----- MATERIAL PROVIDED

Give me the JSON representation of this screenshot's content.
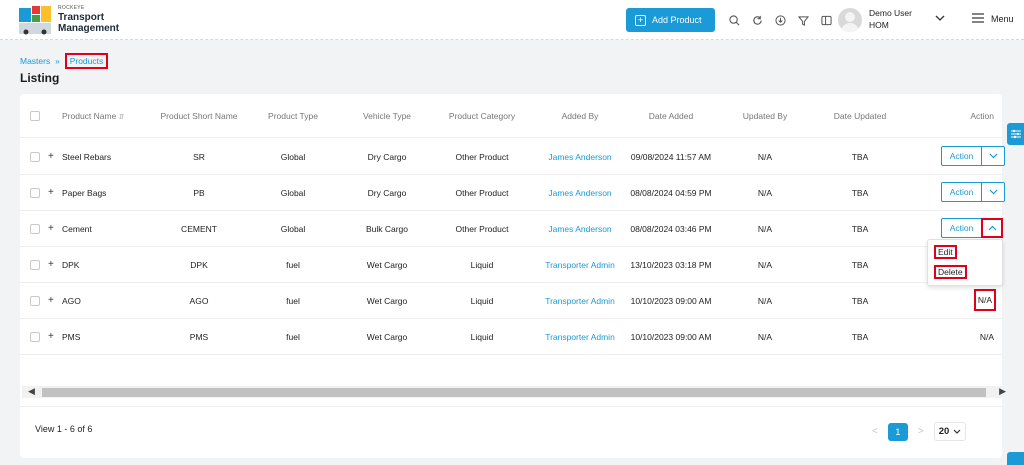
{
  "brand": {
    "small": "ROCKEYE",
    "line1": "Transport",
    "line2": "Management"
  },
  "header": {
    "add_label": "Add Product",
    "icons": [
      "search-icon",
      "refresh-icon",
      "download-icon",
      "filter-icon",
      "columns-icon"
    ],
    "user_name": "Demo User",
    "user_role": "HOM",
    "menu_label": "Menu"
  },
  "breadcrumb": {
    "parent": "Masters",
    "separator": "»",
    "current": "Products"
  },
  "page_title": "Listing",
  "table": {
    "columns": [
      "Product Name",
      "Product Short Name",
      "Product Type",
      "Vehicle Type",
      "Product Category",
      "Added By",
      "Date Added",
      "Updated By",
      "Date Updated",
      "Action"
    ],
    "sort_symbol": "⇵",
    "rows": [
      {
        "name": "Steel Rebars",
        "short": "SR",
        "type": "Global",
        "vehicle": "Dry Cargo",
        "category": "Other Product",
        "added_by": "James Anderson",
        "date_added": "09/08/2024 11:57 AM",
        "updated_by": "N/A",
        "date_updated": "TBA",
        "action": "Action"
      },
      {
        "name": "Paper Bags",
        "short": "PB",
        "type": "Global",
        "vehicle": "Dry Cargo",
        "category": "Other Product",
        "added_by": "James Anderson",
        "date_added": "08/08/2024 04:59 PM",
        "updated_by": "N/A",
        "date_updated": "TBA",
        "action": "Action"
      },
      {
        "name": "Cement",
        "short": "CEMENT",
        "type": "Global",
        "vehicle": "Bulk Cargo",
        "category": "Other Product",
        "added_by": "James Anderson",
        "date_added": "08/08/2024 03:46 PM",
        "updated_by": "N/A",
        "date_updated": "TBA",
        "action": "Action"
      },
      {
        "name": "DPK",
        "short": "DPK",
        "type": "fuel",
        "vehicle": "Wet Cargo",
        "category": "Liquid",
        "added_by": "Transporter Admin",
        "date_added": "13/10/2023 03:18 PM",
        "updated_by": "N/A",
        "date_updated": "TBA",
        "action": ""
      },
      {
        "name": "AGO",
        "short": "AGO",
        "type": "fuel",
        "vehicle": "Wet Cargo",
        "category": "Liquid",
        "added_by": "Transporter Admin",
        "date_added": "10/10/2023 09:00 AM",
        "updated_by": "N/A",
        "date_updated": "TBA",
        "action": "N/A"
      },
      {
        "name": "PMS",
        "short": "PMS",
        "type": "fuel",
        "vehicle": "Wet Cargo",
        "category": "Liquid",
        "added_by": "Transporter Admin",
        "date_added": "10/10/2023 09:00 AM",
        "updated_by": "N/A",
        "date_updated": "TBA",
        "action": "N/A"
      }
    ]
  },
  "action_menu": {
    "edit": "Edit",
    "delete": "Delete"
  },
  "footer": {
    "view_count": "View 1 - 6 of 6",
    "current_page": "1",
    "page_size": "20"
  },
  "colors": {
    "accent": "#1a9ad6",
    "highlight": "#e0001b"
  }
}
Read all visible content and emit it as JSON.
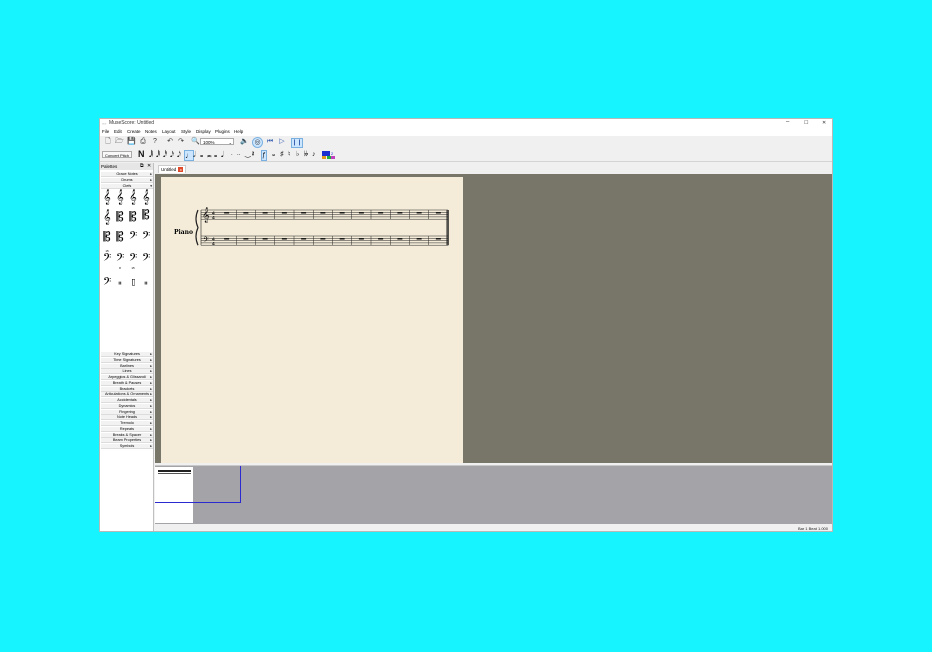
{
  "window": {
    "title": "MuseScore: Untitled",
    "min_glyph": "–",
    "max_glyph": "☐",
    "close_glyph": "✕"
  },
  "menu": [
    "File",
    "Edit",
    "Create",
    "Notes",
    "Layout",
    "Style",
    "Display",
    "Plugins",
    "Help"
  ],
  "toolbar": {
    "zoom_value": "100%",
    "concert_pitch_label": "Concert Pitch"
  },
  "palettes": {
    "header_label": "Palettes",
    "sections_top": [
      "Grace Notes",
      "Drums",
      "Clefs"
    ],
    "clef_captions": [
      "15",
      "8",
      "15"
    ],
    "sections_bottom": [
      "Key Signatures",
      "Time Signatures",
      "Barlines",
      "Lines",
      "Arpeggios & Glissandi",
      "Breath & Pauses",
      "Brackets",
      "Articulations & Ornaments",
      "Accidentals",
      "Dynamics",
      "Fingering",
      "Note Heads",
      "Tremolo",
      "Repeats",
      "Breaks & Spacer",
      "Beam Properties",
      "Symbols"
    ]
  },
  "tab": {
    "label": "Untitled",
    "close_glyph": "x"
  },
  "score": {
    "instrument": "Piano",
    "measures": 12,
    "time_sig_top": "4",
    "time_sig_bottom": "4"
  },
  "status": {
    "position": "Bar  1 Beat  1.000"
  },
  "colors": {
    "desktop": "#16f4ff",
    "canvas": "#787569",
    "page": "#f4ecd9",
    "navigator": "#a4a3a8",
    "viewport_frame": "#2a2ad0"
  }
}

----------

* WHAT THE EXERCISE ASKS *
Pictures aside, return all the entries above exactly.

* EXERCISE RESULT *
Give me the JSON representation of this screenshot's content.
{
  "brand": {
    "small": "ROCKEYE",
    "line1": "Transport",
    "line2": "Management"
  },
  "header": {
    "add_label": "Add Product",
    "icons": [
      "search-icon",
      "refresh-icon",
      "download-icon",
      "filter-icon",
      "columns-icon"
    ],
    "user_name": "Demo User",
    "user_role": "HOM",
    "menu_label": "Menu"
  },
  "breadcrumb": {
    "parent": "Masters",
    "separator": "»",
    "current": "Products"
  },
  "page_title": "Listing",
  "table": {
    "columns": [
      "Product Name",
      "Product Short Name",
      "Product Type",
      "Vehicle Type",
      "Product Category",
      "Added By",
      "Date Added",
      "Updated By",
      "Date Updated",
      "Action"
    ],
    "sort_symbol": "⇵",
    "rows": [
      {
        "name": "Steel Rebars",
        "short": "SR",
        "type": "Global",
        "vehicle": "Dry Cargo",
        "category": "Other Product",
        "added_by": "James Anderson",
        "date_added": "09/08/2024 11:57 AM",
        "updated_by": "N/A",
        "date_updated": "TBA",
        "action": "Action"
      },
      {
        "name": "Paper Bags",
        "short": "PB",
        "type": "Global",
        "vehicle": "Dry Cargo",
        "category": "Other Product",
        "added_by": "James Anderson",
        "date_added": "08/08/2024 04:59 PM",
        "updated_by": "N/A",
        "date_updated": "TBA",
        "action": "Action"
      },
      {
        "name": "Cement",
        "short": "CEMENT",
        "type": "Global",
        "vehicle": "Bulk Cargo",
        "category": "Other Product",
        "added_by": "James Anderson",
        "date_added": "08/08/2024 03:46 PM",
        "updated_by": "N/A",
        "date_updated": "TBA",
        "action": "Action"
      },
      {
        "name": "DPK",
        "short": "DPK",
        "type": "fuel",
        "vehicle": "Wet Cargo",
        "category": "Liquid",
        "added_by": "Transporter Admin",
        "date_added": "13/10/2023 03:18 PM",
        "updated_by": "N/A",
        "date_updated": "TBA",
        "action": ""
      },
      {
        "name": "AGO",
        "short": "AGO",
        "type": "fuel",
        "vehicle": "Wet Cargo",
        "category": "Liquid",
        "added_by": "Transporter Admin",
        "date_added": "10/10/2023 09:00 AM",
        "updated_by": "N/A",
        "date_updated": "TBA",
        "action": "N/A"
      },
      {
        "name": "PMS",
        "short": "PMS",
        "type": "fuel",
        "vehicle": "Wet Cargo",
        "category": "Liquid",
        "added_by": "Transporter Admin",
        "date_added": "10/10/2023 09:00 AM",
        "updated_by": "N/A",
        "date_updated": "TBA",
        "action": "N/A"
      }
    ]
  },
  "action_menu": {
    "edit": "Edit",
    "delete": "Delete"
  },
  "footer": {
    "view_count": "View 1 - 6 of 6",
    "current_page": "1",
    "page_size": "20"
  },
  "colors": {
    "accent": "#1a9ad6",
    "highlight": "#e0001b"
  }
}
Read all visible content and emit it as JSON.
{
  "window": {
    "title": "MuseScore: Untitled",
    "min_glyph": "–",
    "max_glyph": "☐",
    "close_glyph": "✕"
  },
  "menu": [
    "File",
    "Edit",
    "Create",
    "Notes",
    "Layout",
    "Style",
    "Display",
    "Plugins",
    "Help"
  ],
  "toolbar": {
    "zoom_value": "100%",
    "concert_pitch_label": "Concert Pitch"
  },
  "palettes": {
    "header_label": "Palettes",
    "sections_top": [
      "Grace Notes",
      "Drums",
      "Clefs"
    ],
    "clef_captions": [
      "15",
      "8",
      "15"
    ],
    "sections_bottom": [
      "Key Signatures",
      "Time Signatures",
      "Barlines",
      "Lines",
      "Arpeggios & Glissandi",
      "Breath & Pauses",
      "Brackets",
      "Articulations & Ornaments",
      "Accidentals",
      "Dynamics",
      "Fingering",
      "Note Heads",
      "Tremolo",
      "Repeats",
      "Breaks & Spacer",
      "Beam Properties",
      "Symbols"
    ]
  },
  "tab": {
    "label": "Untitled",
    "close_glyph": "x"
  },
  "score": {
    "instrument": "Piano",
    "measures": 12,
    "time_sig_top": "4",
    "time_sig_bottom": "4"
  },
  "status": {
    "position": "Bar  1 Beat  1.000"
  },
  "colors": {
    "desktop": "#16f4ff",
    "canvas": "#787569",
    "page": "#f4ecd9",
    "navigator": "#a4a3a8",
    "viewport_frame": "#2a2ad0"
  }
}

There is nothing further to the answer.